> **The data**

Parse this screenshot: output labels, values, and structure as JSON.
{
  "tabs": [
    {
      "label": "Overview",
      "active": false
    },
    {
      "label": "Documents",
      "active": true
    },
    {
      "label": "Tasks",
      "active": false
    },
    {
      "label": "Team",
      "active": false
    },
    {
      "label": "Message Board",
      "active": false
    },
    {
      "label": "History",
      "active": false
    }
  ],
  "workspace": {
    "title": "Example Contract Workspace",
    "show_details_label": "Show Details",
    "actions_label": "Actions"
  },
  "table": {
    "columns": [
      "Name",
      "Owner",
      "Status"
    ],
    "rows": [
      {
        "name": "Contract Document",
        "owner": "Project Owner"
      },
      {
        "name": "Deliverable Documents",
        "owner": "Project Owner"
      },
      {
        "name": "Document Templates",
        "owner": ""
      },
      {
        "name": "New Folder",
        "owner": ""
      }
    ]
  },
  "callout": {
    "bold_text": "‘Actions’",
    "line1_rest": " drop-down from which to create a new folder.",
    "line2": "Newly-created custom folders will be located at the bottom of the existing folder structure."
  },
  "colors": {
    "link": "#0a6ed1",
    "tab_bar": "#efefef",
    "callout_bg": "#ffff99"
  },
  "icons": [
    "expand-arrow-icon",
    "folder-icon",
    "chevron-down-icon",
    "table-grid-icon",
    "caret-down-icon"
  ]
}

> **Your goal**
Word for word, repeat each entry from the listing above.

> **Result of this task**
Parse this screenshot: output labels, values, and structure as JSON.
{
  "tabs": [
    {
      "label": "Overview",
      "active": false
    },
    {
      "label": "Documents",
      "active": true
    },
    {
      "label": "Tasks",
      "active": false
    },
    {
      "label": "Team",
      "active": false
    },
    {
      "label": "Message Board",
      "active": false
    },
    {
      "label": "History",
      "active": false
    }
  ],
  "workspace": {
    "title": "Example Contract Workspace",
    "show_details_label": "Show Details",
    "actions_label": "Actions"
  },
  "table": {
    "columns": [
      "Name",
      "Owner",
      "Status"
    ],
    "rows": [
      {
        "name": "Contract Document",
        "owner": "Project Owner"
      },
      {
        "name": "Deliverable Documents",
        "owner": "Project Owner"
      },
      {
        "name": "Document Templates",
        "owner": ""
      },
      {
        "name": "New Folder",
        "owner": ""
      }
    ]
  },
  "callout": {
    "bold_text": "‘Actions’",
    "line1_rest": " drop-down from which to create a new folder.",
    "line2": "Newly-created custom folders will be located at the bottom of the existing folder structure."
  },
  "colors": {
    "link": "#0a6ed1",
    "tab_bar": "#efefef",
    "callout_bg": "#ffff99"
  },
  "icons": [
    "expand-arrow-icon",
    "folder-icon",
    "chevron-down-icon",
    "table-grid-icon",
    "caret-down-icon"
  ]
}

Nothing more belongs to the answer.